József Eötvös, whose Goldberg
Variations on guitar were, in spite of a few issues of tempo,
a brilliant approach to one of Bach's finest works, brings listeners
not only a unique recording but a world premiere with this two-disc
set of the Art of Fugue for guitar. Those familiar with the Art
of Fugue, and with the guitar and its range, will wonder how Eötvös
managed to record this work on such a limited instrument. He made
an interesting choice, that of using two eight-string guitars,
tuned a fourth apart, and overdubbing them. The result is astounding.
The Art of Fugue is one of the most profound
works of music ever written, and listening to the subtle counterpoint
of its canons and fugues one is astounded at how Bach took a simple
theme and wove around it so many different pieces. Usually played
on keyboard - though many arrangements have been made for other
instruments - the guitar turns out to be an ideal instrument for
this work. The attack and decay of its strings lend an unexpected
sound to the music.
Eötvös performs this work with no adaptation
or arrangement at all; he plays the score as it stands. The only
areas where this doesn't work well are at the high end of his
instruments, where the notes sound a bit weak and the decay is
very short, but this is par for the course with plucked instruments
such as guitars or lutes. Aside from this, Eötvös's
recording is exemplary, and his performance luminous. Having four
hands to play these fugues lets him dissect them and perform them
with much different accents than using only two hands on a keyboard.
Eötvös deploys the full range of effects
with his instrument, such as a brilliant staccato interpretation
of the Canon alla Ottava, played in the fifth position in his

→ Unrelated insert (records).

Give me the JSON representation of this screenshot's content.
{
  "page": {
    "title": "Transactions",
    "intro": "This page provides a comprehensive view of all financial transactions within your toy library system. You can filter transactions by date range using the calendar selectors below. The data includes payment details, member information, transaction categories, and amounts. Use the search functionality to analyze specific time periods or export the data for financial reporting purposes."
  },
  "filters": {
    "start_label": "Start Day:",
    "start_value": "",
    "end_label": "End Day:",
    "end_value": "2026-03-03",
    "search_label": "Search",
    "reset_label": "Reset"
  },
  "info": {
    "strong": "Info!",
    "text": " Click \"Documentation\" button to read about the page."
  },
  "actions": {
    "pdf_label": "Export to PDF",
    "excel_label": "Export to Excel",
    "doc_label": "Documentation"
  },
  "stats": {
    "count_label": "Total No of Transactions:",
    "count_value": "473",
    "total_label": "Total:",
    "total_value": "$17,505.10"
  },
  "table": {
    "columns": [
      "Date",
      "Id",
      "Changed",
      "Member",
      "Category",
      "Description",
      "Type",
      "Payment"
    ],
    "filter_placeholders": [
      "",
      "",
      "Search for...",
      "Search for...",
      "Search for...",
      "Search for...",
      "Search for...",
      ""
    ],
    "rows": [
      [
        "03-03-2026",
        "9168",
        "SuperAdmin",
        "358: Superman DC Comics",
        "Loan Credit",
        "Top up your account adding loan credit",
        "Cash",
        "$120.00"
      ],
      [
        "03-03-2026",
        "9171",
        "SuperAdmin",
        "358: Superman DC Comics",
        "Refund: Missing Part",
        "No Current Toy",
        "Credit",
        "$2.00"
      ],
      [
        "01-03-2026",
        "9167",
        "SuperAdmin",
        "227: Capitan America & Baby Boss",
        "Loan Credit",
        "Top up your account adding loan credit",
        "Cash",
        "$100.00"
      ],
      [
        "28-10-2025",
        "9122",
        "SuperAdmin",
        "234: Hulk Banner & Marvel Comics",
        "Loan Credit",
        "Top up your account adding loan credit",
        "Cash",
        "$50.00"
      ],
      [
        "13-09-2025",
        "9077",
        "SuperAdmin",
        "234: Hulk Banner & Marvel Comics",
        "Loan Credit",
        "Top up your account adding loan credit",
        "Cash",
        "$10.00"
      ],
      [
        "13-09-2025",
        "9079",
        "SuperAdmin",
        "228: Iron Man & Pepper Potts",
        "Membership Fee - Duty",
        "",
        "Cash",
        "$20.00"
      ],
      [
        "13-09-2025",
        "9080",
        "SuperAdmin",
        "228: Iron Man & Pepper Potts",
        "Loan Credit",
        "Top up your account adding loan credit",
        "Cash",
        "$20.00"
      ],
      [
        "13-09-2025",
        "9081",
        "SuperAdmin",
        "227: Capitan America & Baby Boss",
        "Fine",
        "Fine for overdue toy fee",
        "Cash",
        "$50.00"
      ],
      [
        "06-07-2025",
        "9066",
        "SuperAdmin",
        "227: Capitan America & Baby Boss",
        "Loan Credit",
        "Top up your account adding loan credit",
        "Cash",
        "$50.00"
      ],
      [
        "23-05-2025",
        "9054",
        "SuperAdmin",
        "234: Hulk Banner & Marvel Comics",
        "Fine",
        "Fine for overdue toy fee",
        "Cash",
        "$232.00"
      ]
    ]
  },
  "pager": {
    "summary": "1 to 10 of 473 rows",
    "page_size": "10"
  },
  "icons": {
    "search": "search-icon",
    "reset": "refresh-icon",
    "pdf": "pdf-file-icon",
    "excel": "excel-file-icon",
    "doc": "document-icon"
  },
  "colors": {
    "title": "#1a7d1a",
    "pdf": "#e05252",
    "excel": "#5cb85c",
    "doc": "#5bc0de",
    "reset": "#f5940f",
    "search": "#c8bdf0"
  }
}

performance. His rhythmic drive is energetic when needed and restrained
when most effective as such. The range he is able to cover with
his guitars is also impressive, allowing the instruments to play
deep bass notes and fleeting treble notes at the same time.
The final, unfinished fugue is played here with
almost a sombre tone, at a perfect tempo, but giving more weight
to the lower notes, which highlights the density of this great
One item of interest for guitarists - the second
CD in this set is a CD Extra containing scores of some of the
fugues and partial recordings so you can play along with Eötvös,
like a Music Minus One record.
This recording is truly a revelation - you have
never heard the Art of Fugue like this, never heard such a distinctive
approach that brings out the texture of Bach's masterful counterpoint.
József Eötvös is an excellent performer, and
this recording is brilliant.